The GRANT statement in SQL is a powerful command that allows you to provide specific privileges and permissions to users or user roles within a database. It enables you to control access to database objects and define what actions users can perform on those objects. By using the GRANT statement effectively, you can ensure data security and maintain the integrity of your database. In this guide, we will explore the syntax and usage of the GRANT statement, empowering you to grant privileges and permissions with confidence.
The basic syntax of the GRANT statement is as follows:
GRANT privilege(s) ON object_name TO user_or_role;
To grant privileges, you need to specify the specific privilege(s) or permission(s), the object on which the privilege(s) will be granted, and the user or user role to whom the privileges will be granted.
For example, let’s say we have a table called “employees” and we want to grant the SELECT and INSERT privileges on this table to a user named “user1.” The query would look like this:
GRANT SELECT, INSERT ON employees TO user1;
This query grants the SELECT and INSERT privileges on the “employees” table to “user1,” allowing them to read and insert data into the table.
In addition to granting privileges to individual users, you can also grant privileges to user roles. User roles allow you to group users together and assign privileges to the entire role, simplifying the management of privileges. The syntax for granting privileges to a role is the same as granting privileges to users:
GRANT privilege(s) ON object_name TO role_name;
For example, to grant the SELECT privilege on the “employees” table to a role called “staff,” the query would look like this:
GRANT SELECT ON employees TO staff;
This query grants the SELECT privilege on the “employees” table to the “staff” role, allowing all users assigned to the “staff” role to read data from the table.
To revoke privileges and remove access, you can use the REVOKE statement followed by the same syntax as the GRANT statement:
REVOKE privilege(s) ON object_name FROM user_or_role;
For example, to revoke the INSERT privilege on the “employees” table from “user1,” the query would look like this:
REVOKE INSERT ON employees FROM user1;
This query removes the INSERT privilege from “user1,” thereby preventing them from inserting data into the “employees” table.

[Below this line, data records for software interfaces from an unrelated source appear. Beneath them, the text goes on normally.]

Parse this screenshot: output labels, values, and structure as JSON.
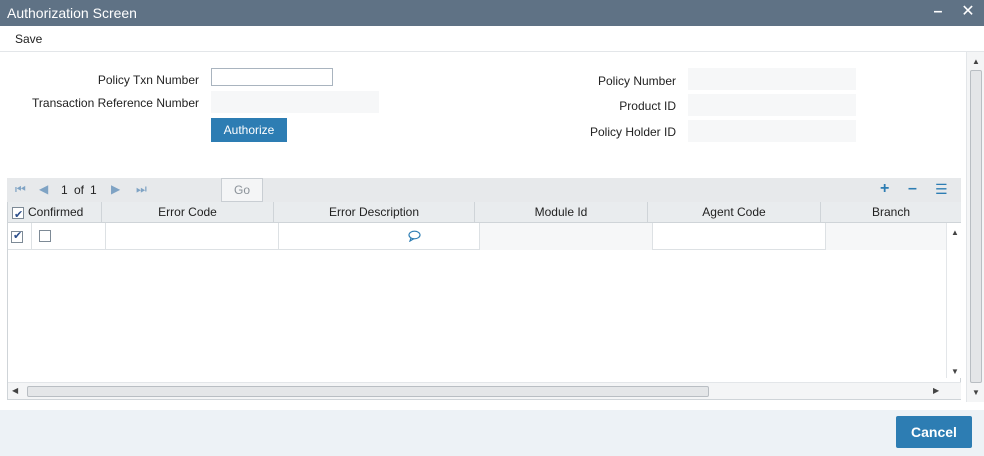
{
  "window": {
    "title": "Authorization Screen",
    "minimize_icon": "minimize-icon",
    "close_icon": "close-icon"
  },
  "menu": {
    "save_label": "Save"
  },
  "form": {
    "policy_txn_number_label": "Policy Txn Number",
    "policy_txn_number_value": "",
    "transaction_reference_number_label": "Transaction Reference Number",
    "transaction_reference_number_value": "",
    "authorize_label": "Authorize",
    "policy_number_label": "Policy Number",
    "policy_number_value": "",
    "product_id_label": "Product ID",
    "product_id_value": "",
    "policy_holder_id_label": "Policy Holder ID",
    "policy_holder_id_value": ""
  },
  "grid": {
    "page_current": "1",
    "page_of": "of",
    "page_total": "1",
    "go_label": "Go",
    "columns": [
      "Confirmed",
      "Error Code",
      "Error Description",
      "Module Id",
      "Agent Code",
      "Branch"
    ],
    "rows": [
      {
        "selected": true,
        "confirmed": false,
        "error_code": "",
        "error_description_icon": "comment-icon",
        "module_id": "",
        "agent_code": "",
        "branch": ""
      }
    ]
  },
  "footer": {
    "cancel_label": "Cancel"
  },
  "colors": {
    "titlebar": "#5f7285",
    "accent": "#2d7db3",
    "footer": "#edf2f6"
  }
}
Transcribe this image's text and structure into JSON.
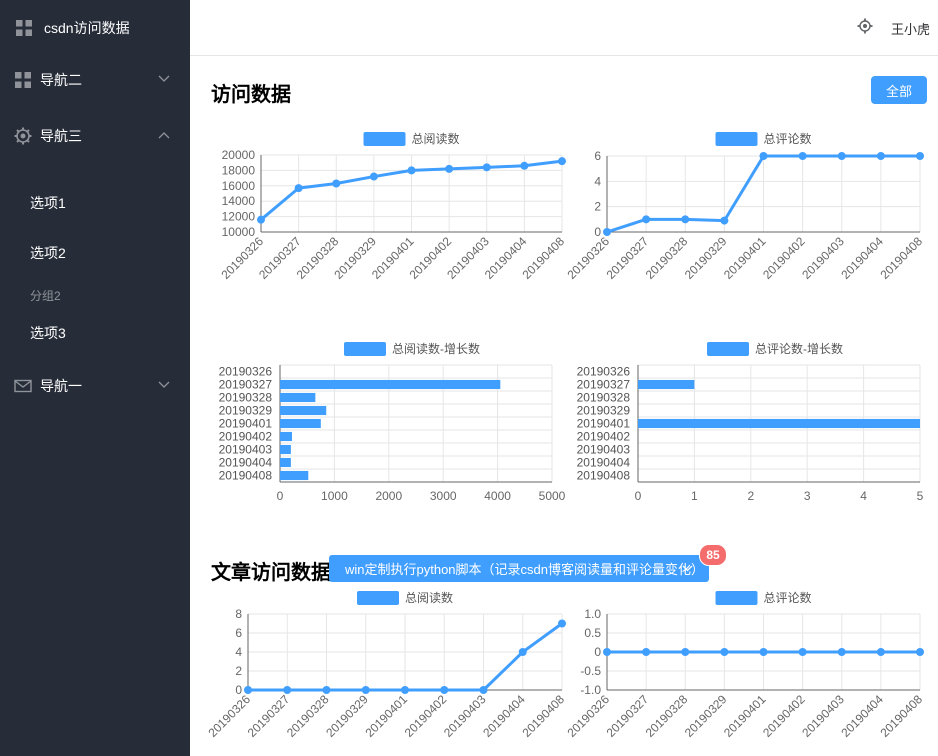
{
  "colors": {
    "sidebar_bg": "#262c38",
    "accent": "#409eff",
    "badge": "#f56c6c"
  },
  "sidebar": {
    "title": "csdn访问数据",
    "title_icon": "grid-icon",
    "nav2": {
      "label": "导航二",
      "icon": "grid-icon"
    },
    "nav3": {
      "label": "导航三",
      "icon": "gear-icon",
      "items": [
        "选项1",
        "选项2"
      ],
      "group": "分组2",
      "group_items": [
        "选项3"
      ]
    },
    "nav1": {
      "label": "导航一",
      "icon": "mail-icon"
    }
  },
  "header": {
    "user": "王小虎",
    "icon": "gear-icon"
  },
  "section1": {
    "title": "访问数据",
    "button": "全部"
  },
  "section2": {
    "title": "文章访问数据",
    "select": "win定制执行python脚本（记录csdn博客阅读量和评论量变化）",
    "badge": "85"
  },
  "chart_data": [
    {
      "id": "total-reads",
      "type": "line",
      "legend": "总阅读数",
      "categories": [
        "20190326",
        "20190327",
        "20190328",
        "20190329",
        "20190401",
        "20190402",
        "20190403",
        "20190404",
        "20190408"
      ],
      "values": [
        11600,
        15700,
        16300,
        17200,
        18000,
        18200,
        18400,
        18600,
        19200
      ],
      "ylim": [
        10000,
        20000
      ],
      "yticks": [
        10000,
        12000,
        14000,
        16000,
        18000,
        20000
      ]
    },
    {
      "id": "total-comments",
      "type": "line",
      "legend": "总评论数",
      "categories": [
        "20190326",
        "20190327",
        "20190328",
        "20190329",
        "20190401",
        "20190402",
        "20190403",
        "20190404",
        "20190408"
      ],
      "values": [
        0,
        1,
        1,
        0.9,
        6,
        6,
        6,
        6,
        6
      ],
      "ylim": [
        0,
        6
      ],
      "yticks": [
        0,
        2,
        4,
        6
      ]
    },
    {
      "id": "reads-growth",
      "type": "bar",
      "orientation": "horizontal",
      "legend": "总阅读数-增长数",
      "categories": [
        "20190326",
        "20190327",
        "20190328",
        "20190329",
        "20190401",
        "20190402",
        "20190403",
        "20190404",
        "20190408"
      ],
      "values": [
        0,
        4050,
        650,
        850,
        750,
        220,
        200,
        200,
        520
      ],
      "xlim": [
        0,
        5000
      ],
      "xticks": [
        0,
        1000,
        2000,
        3000,
        4000,
        5000
      ]
    },
    {
      "id": "comments-growth",
      "type": "bar",
      "orientation": "horizontal",
      "legend": "总评论数-增长数",
      "categories": [
        "20190326",
        "20190327",
        "20190328",
        "20190329",
        "20190401",
        "20190402",
        "20190403",
        "20190404",
        "20190408"
      ],
      "values": [
        0,
        1,
        0,
        0,
        5,
        0,
        0,
        0,
        0
      ],
      "xlim": [
        0,
        5
      ],
      "xticks": [
        0,
        1,
        2,
        3,
        4,
        5
      ]
    },
    {
      "id": "article-reads",
      "type": "line",
      "legend": "总阅读数",
      "categories": [
        "20190326",
        "20190327",
        "20190328",
        "20190329",
        "20190401",
        "20190402",
        "20190403",
        "20190404",
        "20190408"
      ],
      "values": [
        0,
        0,
        0,
        0,
        0,
        0,
        0,
        4,
        7
      ],
      "ylim": [
        0,
        8
      ],
      "yticks": [
        0,
        2,
        4,
        6,
        8
      ]
    },
    {
      "id": "article-comments",
      "type": "line",
      "legend": "总评论数",
      "categories": [
        "20190326",
        "20190327",
        "20190328",
        "20190329",
        "20190401",
        "20190402",
        "20190403",
        "20190404",
        "20190408"
      ],
      "values": [
        0,
        0,
        0,
        0,
        0,
        0,
        0,
        0,
        0
      ],
      "ylim": [
        -1.0,
        1.0
      ],
      "yticks": [
        -1.0,
        -0.5,
        0,
        0.5,
        1.0
      ],
      "ytick_labels": [
        "-1.0",
        "-0.5",
        "0",
        "0.5",
        "1.0"
      ]
    }
  ]
}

The GRANT statement in SQL provides a powerful mechanism for granting specific privileges and permissions to users or user roles within a database. By using the GRANT statement effectively, you can control access to database objects, ensure data security, and maintain the integrity of your database. Remember to grant only the necessary privileges to users or roles to minimize security risks and follow the principle of least privilege. With the GRANT statement, you can confidently manage privileges and permissions in your SQL database, enforcing access controls and protecting your data.